Task to carry out
Repeat the data. Keep each line identical.

Extracted records
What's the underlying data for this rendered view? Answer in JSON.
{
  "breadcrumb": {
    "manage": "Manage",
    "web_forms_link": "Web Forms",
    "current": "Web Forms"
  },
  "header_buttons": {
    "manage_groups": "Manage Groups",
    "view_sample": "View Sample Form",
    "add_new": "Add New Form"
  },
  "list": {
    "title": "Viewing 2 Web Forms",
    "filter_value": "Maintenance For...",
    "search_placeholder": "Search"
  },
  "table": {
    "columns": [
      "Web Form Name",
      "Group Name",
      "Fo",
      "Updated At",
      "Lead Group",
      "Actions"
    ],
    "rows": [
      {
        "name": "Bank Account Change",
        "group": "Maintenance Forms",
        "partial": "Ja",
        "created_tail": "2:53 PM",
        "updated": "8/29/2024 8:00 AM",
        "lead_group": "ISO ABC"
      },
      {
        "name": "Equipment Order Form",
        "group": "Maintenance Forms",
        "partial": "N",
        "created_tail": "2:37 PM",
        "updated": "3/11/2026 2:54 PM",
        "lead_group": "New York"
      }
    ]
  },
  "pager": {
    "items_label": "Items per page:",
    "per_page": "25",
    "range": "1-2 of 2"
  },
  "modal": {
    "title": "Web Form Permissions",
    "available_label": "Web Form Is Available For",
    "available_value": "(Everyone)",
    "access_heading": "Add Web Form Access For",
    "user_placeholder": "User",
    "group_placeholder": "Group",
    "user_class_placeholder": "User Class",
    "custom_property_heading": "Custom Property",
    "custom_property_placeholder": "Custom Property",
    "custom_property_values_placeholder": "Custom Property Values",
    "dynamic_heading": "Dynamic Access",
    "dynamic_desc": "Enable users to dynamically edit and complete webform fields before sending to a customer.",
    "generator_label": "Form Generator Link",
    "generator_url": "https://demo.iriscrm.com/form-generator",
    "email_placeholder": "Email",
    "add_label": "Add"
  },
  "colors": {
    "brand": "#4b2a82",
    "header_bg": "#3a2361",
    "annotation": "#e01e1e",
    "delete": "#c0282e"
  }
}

Your response
What's the underlying data for this rendered view? Answer in JSON.
{
  "breadcrumb": {
    "manage": "Manage",
    "web_forms_link": "Web Forms",
    "current": "Web Forms"
  },
  "header_buttons": {
    "manage_groups": "Manage Groups",
    "view_sample": "View Sample Form",
    "add_new": "Add New Form"
  },
  "list": {
    "title": "Viewing 2 Web Forms",
    "filter_value": "Maintenance For...",
    "search_placeholder": "Search"
  },
  "table": {
    "columns": [
      "Web Form Name",
      "Group Name",
      "Fo",
      "Updated At",
      "Lead Group",
      "Actions"
    ],
    "rows": [
      {
        "name": "Bank Account Change",
        "group": "Maintenance Forms",
        "partial": "Ja",
        "created_tail": "2:53 PM",
        "updated": "8/29/2024 8:00 AM",
        "lead_group": "ISO ABC"
      },
      {
        "name": "Equipment Order Form",
        "group": "Maintenance Forms",
        "partial": "N",
        "created_tail": "2:37 PM",
        "updated": "3/11/2026 2:54 PM",
        "lead_group": "New York"
      }
    ]
  },
  "pager": {
    "items_label": "Items per page:",
    "per_page": "25",
    "range": "1-2 of 2"
  },
  "modal": {
    "title": "Web Form Permissions",
    "available_label": "Web Form Is Available For",
    "available_value": "(Everyone)",
    "access_heading": "Add Web Form Access For",
    "user_placeholder": "User",
    "group_placeholder": "Group",
    "user_class_placeholder": "User Class",
    "custom_property_heading": "Custom Property",
    "custom_property_placeholder": "Custom Property",
    "custom_property_values_placeholder": "Custom Property Values",
    "dynamic_heading": "Dynamic Access",
    "dynamic_desc": "Enable users to dynamically edit and complete webform fields before sending to a customer.",
    "generator_label": "Form Generator Link",
    "generator_url": "https://demo.iriscrm.com/form-generator",
    "email_placeholder": "Email",
    "add_label": "Add"
  },
  "colors": {
    "brand": "#4b2a82",
    "header_bg": "#3a2361",
    "annotation": "#e01e1e",
    "delete": "#c0282e"
  }
}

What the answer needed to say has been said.